Business decision making is undergoing a data-infused renaissance.
Organizations are tired of the limitations of spreadsheets and
dealing with long IT business intelligence (BI) development cycles
just to gain access to the data they need now. Fortunately, with
the advent of visual analytics and discovery tools (many offered
in the cloud), the journey to data insight is getting simpler and
faster. Rather than trying to divine meaning from a group of
predefined reports or simple static dashboards, visual analytics
helps users gain insights from data more quickly using intuitive data
visualization. Increasingly, visual analytics tools provide easy-touse
data preparation features for better data access. They support
collaboration, mashups, and storytelling.
TDWI Research sees growing interest in applying more modern,
up-to-date tools for working with data.
The report argues top-down and bottom-up BI are flip sides of same coin that needs an harmony. This also describes the rise of data discovery tools as a bottom-up reaction to heavy handed BI and have crushed the top-down camp's monopoly of BI, that has unleashed a bevy of data silos.
When designed well, a data lake is an effective data-driven design pattern for capturing a wide range of data types, both old and new, at large scale. By definition, a data lake is optimized for
the quick ingestion of raw, detailed source data plus on-the-fly processing of such data for exploration, analytics, and operations. Even so, traditional, latent data practices are possible, too.
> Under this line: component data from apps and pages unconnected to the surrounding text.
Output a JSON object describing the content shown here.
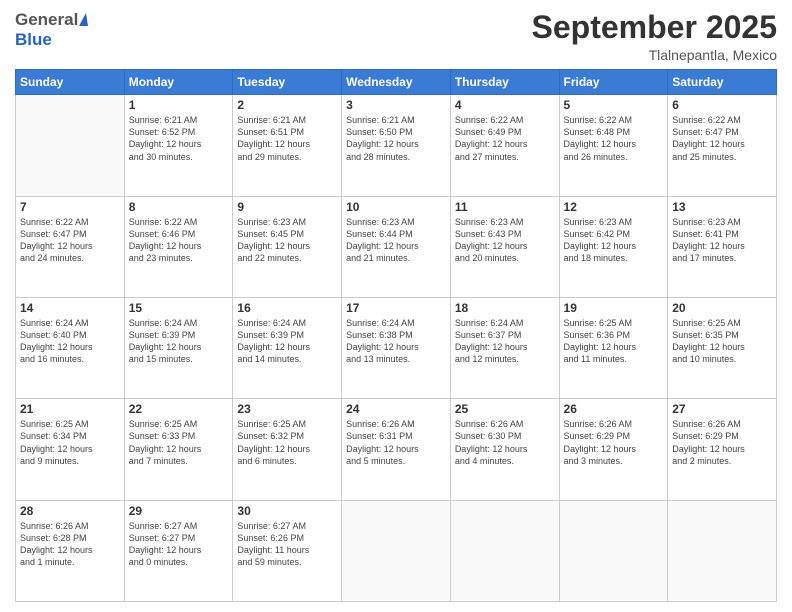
{
  "header": {
    "logo_general": "General",
    "logo_blue": "Blue",
    "month_title": "September 2025",
    "location": "Tlalnepantla, Mexico"
  },
  "days_of_week": [
    "Sunday",
    "Monday",
    "Tuesday",
    "Wednesday",
    "Thursday",
    "Friday",
    "Saturday"
  ],
  "weeks": [
    [
      {
        "day": "",
        "info": ""
      },
      {
        "day": "1",
        "info": "Sunrise: 6:21 AM\nSunset: 6:52 PM\nDaylight: 12 hours\nand 30 minutes."
      },
      {
        "day": "2",
        "info": "Sunrise: 6:21 AM\nSunset: 6:51 PM\nDaylight: 12 hours\nand 29 minutes."
      },
      {
        "day": "3",
        "info": "Sunrise: 6:21 AM\nSunset: 6:50 PM\nDaylight: 12 hours\nand 28 minutes."
      },
      {
        "day": "4",
        "info": "Sunrise: 6:22 AM\nSunset: 6:49 PM\nDaylight: 12 hours\nand 27 minutes."
      },
      {
        "day": "5",
        "info": "Sunrise: 6:22 AM\nSunset: 6:48 PM\nDaylight: 12 hours\nand 26 minutes."
      },
      {
        "day": "6",
        "info": "Sunrise: 6:22 AM\nSunset: 6:47 PM\nDaylight: 12 hours\nand 25 minutes."
      }
    ],
    [
      {
        "day": "7",
        "info": "Sunrise: 6:22 AM\nSunset: 6:47 PM\nDaylight: 12 hours\nand 24 minutes."
      },
      {
        "day": "8",
        "info": "Sunrise: 6:22 AM\nSunset: 6:46 PM\nDaylight: 12 hours\nand 23 minutes."
      },
      {
        "day": "9",
        "info": "Sunrise: 6:23 AM\nSunset: 6:45 PM\nDaylight: 12 hours\nand 22 minutes."
      },
      {
        "day": "10",
        "info": "Sunrise: 6:23 AM\nSunset: 6:44 PM\nDaylight: 12 hours\nand 21 minutes."
      },
      {
        "day": "11",
        "info": "Sunrise: 6:23 AM\nSunset: 6:43 PM\nDaylight: 12 hours\nand 20 minutes."
      },
      {
        "day": "12",
        "info": "Sunrise: 6:23 AM\nSunset: 6:42 PM\nDaylight: 12 hours\nand 18 minutes."
      },
      {
        "day": "13",
        "info": "Sunrise: 6:23 AM\nSunset: 6:41 PM\nDaylight: 12 hours\nand 17 minutes."
      }
    ],
    [
      {
        "day": "14",
        "info": "Sunrise: 6:24 AM\nSunset: 6:40 PM\nDaylight: 12 hours\nand 16 minutes."
      },
      {
        "day": "15",
        "info": "Sunrise: 6:24 AM\nSunset: 6:39 PM\nDaylight: 12 hours\nand 15 minutes."
      },
      {
        "day": "16",
        "info": "Sunrise: 6:24 AM\nSunset: 6:39 PM\nDaylight: 12 hours\nand 14 minutes."
      },
      {
        "day": "17",
        "info": "Sunrise: 6:24 AM\nSunset: 6:38 PM\nDaylight: 12 hours\nand 13 minutes."
      },
      {
        "day": "18",
        "info": "Sunrise: 6:24 AM\nSunset: 6:37 PM\nDaylight: 12 hours\nand 12 minutes."
      },
      {
        "day": "19",
        "info": "Sunrise: 6:25 AM\nSunset: 6:36 PM\nDaylight: 12 hours\nand 11 minutes."
      },
      {
        "day": "20",
        "info": "Sunrise: 6:25 AM\nSunset: 6:35 PM\nDaylight: 12 hours\nand 10 minutes."
      }
    ],
    [
      {
        "day": "21",
        "info": "Sunrise: 6:25 AM\nSunset: 6:34 PM\nDaylight: 12 hours\nand 9 minutes."
      },
      {
        "day": "22",
        "info": "Sunrise: 6:25 AM\nSunset: 6:33 PM\nDaylight: 12 hours\nand 7 minutes."
      },
      {
        "day": "23",
        "info": "Sunrise: 6:25 AM\nSunset: 6:32 PM\nDaylight: 12 hours\nand 6 minutes."
      },
      {
        "day": "24",
        "info": "Sunrise: 6:26 AM\nSunset: 6:31 PM\nDaylight: 12 hours\nand 5 minutes."
      },
      {
        "day": "25",
        "info": "Sunrise: 6:26 AM\nSunset: 6:30 PM\nDaylight: 12 hours\nand 4 minutes."
      },
      {
        "day": "26",
        "info": "Sunrise: 6:26 AM\nSunset: 6:29 PM\nDaylight: 12 hours\nand 3 minutes."
      },
      {
        "day": "27",
        "info": "Sunrise: 6:26 AM\nSunset: 6:29 PM\nDaylight: 12 hours\nand 2 minutes."
      }
    ],
    [
      {
        "day": "28",
        "info": "Sunrise: 6:26 AM\nSunset: 6:28 PM\nDaylight: 12 hours\nand 1 minute."
      },
      {
        "day": "29",
        "info": "Sunrise: 6:27 AM\nSunset: 6:27 PM\nDaylight: 12 hours\nand 0 minutes."
      },
      {
        "day": "30",
        "info": "Sunrise: 6:27 AM\nSunset: 6:26 PM\nDaylight: 11 hours\nand 59 minutes."
      },
      {
        "day": "",
        "info": ""
      },
      {
        "day": "",
        "info": ""
      },
      {
        "day": "",
        "info": ""
      },
      {
        "day": "",
        "info": ""
      }
    ]
  ]
}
Organizations are adopting the data lake design pattern (whether on Hadoop or a relational database) because lakes provision the kind of raw data that users need for data exploration and
discovery-oriented forms of advanced analytics. A data lake can also be a consolidation point for both new and traditional data, thereby enabling analytics correlations across all data. With the
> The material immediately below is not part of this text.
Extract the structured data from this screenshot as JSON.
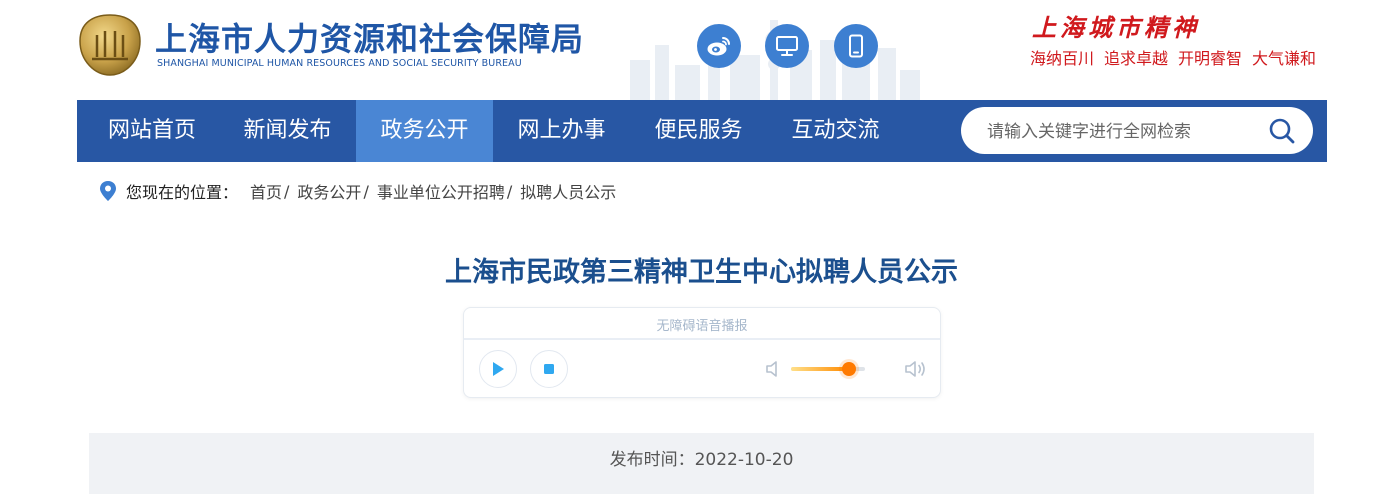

right end-user tools, a data lake can enable the self-service data practices that both technical and business users need. These practices wring business value from big data, other new data sources, and burgeoning enterprise da
Published By: Datawatch
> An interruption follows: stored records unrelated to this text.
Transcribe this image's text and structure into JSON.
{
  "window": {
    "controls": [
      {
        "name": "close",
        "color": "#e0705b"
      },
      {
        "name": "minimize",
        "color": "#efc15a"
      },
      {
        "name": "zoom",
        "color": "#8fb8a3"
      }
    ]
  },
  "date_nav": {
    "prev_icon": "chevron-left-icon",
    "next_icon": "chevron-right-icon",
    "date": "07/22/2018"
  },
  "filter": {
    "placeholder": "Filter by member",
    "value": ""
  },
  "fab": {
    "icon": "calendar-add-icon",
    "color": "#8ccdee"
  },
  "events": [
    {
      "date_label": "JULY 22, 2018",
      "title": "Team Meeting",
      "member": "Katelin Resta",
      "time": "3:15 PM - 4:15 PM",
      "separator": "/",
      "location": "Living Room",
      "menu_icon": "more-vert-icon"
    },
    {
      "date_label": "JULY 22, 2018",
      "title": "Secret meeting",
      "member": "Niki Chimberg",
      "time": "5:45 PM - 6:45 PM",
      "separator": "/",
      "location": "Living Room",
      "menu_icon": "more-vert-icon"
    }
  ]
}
Published Date: Mar 21, 2014
Big Data is not a new problem. Companies have always stored large amounts of data—structured like databases, unstructured like documents—in multiple repositories across the enterprise. The most important aspect of big data is not how big it is, or where it should be stored, or how it should be accessed. It’s the efficacy of business intelligence tools to plumb its depths for patterns and trends, to derive insight from it that will give companies competitive advantage in an increasingly challenging business climate. Visualization allows companies to analyze big data in real-time across a variety of sources in order to make better business decisions.
This new research — based on data collected in May 2013 from 29 organizations using visual data discovery and 95 that were not — reinforces those findings. In addition, Aberdeen's research demonstrates that visual data discovery can help to usher in a different approach to analytics, an approach that is far more user driven.